Stored entries
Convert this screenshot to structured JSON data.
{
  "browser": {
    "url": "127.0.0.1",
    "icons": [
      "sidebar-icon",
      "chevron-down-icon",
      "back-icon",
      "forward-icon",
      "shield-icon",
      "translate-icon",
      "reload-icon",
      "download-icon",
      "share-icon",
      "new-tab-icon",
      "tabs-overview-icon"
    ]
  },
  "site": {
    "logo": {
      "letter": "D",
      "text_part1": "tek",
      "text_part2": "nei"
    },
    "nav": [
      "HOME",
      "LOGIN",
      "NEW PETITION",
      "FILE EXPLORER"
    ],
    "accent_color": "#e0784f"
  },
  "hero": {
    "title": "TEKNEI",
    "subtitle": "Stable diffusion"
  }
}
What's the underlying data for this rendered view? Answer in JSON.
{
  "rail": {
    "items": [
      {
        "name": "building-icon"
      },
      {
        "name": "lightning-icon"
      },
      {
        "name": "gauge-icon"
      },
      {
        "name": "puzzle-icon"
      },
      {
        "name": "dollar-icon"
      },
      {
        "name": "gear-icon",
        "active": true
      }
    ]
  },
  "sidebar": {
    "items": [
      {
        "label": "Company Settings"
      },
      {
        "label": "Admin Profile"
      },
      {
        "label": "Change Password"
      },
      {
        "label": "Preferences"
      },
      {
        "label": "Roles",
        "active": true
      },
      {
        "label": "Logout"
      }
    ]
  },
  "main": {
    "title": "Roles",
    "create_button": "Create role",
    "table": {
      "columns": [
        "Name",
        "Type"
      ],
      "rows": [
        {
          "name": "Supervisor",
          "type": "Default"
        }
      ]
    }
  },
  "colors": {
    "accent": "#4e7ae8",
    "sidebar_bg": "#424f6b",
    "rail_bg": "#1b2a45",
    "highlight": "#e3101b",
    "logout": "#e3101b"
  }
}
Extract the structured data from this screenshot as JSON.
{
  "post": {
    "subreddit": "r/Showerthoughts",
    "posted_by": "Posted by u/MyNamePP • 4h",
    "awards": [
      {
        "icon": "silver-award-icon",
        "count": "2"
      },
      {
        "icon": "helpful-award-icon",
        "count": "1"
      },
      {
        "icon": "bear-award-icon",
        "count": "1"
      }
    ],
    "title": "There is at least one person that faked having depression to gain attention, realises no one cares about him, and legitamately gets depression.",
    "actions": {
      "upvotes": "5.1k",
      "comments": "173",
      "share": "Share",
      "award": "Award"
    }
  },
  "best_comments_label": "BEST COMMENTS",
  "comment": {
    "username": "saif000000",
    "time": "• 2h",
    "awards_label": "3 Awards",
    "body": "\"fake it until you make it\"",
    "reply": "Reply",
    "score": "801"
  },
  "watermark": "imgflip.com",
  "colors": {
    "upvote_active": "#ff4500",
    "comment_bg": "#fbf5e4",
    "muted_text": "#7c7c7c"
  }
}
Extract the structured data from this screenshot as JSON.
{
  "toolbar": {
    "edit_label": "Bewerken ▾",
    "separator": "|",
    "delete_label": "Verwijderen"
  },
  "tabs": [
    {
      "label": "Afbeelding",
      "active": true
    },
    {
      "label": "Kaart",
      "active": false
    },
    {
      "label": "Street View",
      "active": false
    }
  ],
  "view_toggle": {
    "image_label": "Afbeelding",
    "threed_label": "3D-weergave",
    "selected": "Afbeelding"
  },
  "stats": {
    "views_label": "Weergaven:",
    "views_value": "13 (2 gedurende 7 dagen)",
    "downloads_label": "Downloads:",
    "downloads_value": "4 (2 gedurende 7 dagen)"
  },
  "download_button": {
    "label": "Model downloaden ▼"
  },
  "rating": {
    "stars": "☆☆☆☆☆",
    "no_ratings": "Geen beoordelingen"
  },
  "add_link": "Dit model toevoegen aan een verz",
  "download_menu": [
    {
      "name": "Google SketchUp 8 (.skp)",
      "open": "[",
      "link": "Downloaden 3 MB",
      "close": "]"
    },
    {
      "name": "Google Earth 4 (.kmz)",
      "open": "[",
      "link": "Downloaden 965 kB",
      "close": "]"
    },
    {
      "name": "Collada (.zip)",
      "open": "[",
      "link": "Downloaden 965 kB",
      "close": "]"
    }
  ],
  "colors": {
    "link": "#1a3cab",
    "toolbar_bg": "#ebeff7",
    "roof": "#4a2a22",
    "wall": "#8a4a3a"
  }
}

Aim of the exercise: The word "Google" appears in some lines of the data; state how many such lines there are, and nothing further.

Output below: 2